Three of the works performed on this Sunday’s NOVA concert were written by Russian composers during the first two decades of the 20th century. Sergei Rachmaninoff’s reputation in the United States rests largely on the career he built for himself as a touring pianist in this country from 1918 until his death in 1943. Although he composed very little during this twenty-five year period, his major works of this time, like the Rhapsody on a Theme by Paganini and the Symphonic Dances, were composed for and premiered by the Philadelphia orchestra. His status among audiences rested upon compositions and performances that embodied an unabashed nostalgia for a lost era. These late works sound like they were composed in a cultural vacuum as they bear no relation to the developments in music seen throughout western music during the early 20th century.
The music Rachmaninoff composed before he left Russia also rested upon the achievements of an earlier time. To be fair, there was no musical upheaval occurring in Russian music until late in the first decade of the 20th century. Rachmaninoff’s music from this period is no more indulgent in late-Romantic excesses than late Rimsky-Korsakov and early Scriabin. He was surrounded by a musical culture that was not yet ready to leave the 19th century.
Rachmaninoff’s early career as a composer was rocky. Several scathing reviews deeply affected him to the point where he suffered from writer’s block. The magnificent breakthrough works he composed after overcoming his insecurities, through the help of a therapist, were the Piano Concerto No. 2 and the Sonata for Cello and Piano, both of 1901. Like Chopin’s works for cello and piano, the Rachmaninoff Sonata assigns very different roles to the two instruments. The piano part provides a virtuosic, almost orchestral backdrop against which the cellist pours out an abundance of tuneful themes. The composer premiered the work with the cellist Anatoly Brandukov, the dedicatee of the sonata and soon-to-be best man at his wedding.

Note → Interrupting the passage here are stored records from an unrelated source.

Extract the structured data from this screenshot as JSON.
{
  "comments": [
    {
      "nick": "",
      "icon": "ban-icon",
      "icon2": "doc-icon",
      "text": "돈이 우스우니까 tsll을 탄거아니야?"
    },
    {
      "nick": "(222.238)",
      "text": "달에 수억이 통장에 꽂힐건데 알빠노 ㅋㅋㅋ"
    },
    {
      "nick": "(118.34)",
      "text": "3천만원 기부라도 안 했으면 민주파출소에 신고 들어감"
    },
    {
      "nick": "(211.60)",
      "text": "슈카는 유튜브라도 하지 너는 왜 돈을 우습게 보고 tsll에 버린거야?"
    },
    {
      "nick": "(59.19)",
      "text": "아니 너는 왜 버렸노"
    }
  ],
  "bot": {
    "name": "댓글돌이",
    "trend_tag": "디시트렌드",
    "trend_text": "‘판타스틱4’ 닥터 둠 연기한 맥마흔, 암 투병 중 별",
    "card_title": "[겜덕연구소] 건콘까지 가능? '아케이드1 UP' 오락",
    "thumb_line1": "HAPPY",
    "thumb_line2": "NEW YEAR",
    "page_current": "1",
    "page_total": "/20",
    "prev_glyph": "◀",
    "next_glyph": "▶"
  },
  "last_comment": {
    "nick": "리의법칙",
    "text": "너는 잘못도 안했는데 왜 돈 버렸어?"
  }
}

Nikolai Tcherepnin, a Russian composer with a musical pedigree similar to Rachmaninoff, was a pianist and composer whose talents attracted the notice of Sergei Diaghilev. Tcherepnin became the house composer and conductor for the Ballets Russes and was slated to compose a ballet for the company based on the Russian fairy tale about a magical Firebird. Negotiations between Diaghilev and Tcherepnin fell through, and Diaghilev hired the young Igor Stravinsky to compose the score instead. (Incidentally, Tcherepnin was also slated to conduct the premiere of Stravinsky’s Petrouchka. Stravinsky was so impressed with Pierre Monteux, who was only scheduled to prepare the orchestra prior to Tcherepnin’s arrival, that he asked the French conductor to see the production through and conduct the premiere.) Tcherepnin’s music is similar to Rachmaninoff’s in that it celebrates the sonorities of the previous century’s Russian giants, Rimsky-Korsakov and Tchaikovsky. His gorgeous Six Pieces for Horn Quartet, composed in 1910, are evocative miniatures that conjure a variety of classic horn tropes, from hunting calls to the religious solemnity of the final chorale.
Stravinsky composed his Three Pieces for Solo Clarinet in 1919, following the premiere of his theatrical work A Soldier’s Tale (recently performed on NOVA in the fall of 2013). These short pieces were intended as a thank-you present to Werner Reinhart, the wealthy amateur clarinetist who funded the first production of A Soldier’s Tale. The first movement evolved from earlier sketches Stravinsky had made of a song, while the third movement harkens back to the rollicking dance numbers of A Soldier’s Tale. The second movement provides a glimpse into Stravinsky’s creative process. The music contains instructions to play the rhythms strictly in a certain tempo, but the music has no barlines or meter. Early drafts of other pieces from this period show that Stravinsky often composed long melodies without meter, almost resembling plainchant in their melismatic contour. In large works like Symphonies of Wind Instruments, he would later add meters and barlines so that a group of musicians could coordinate the rhythmic structure with the help of a conductor. In the case of the solo clarinet pieces, there is no need to add metrical indications in order to facilitate rhythmic ensemble between players. Stravinsky left the unbarred second movement as a visual example of how he often conceived of melodies.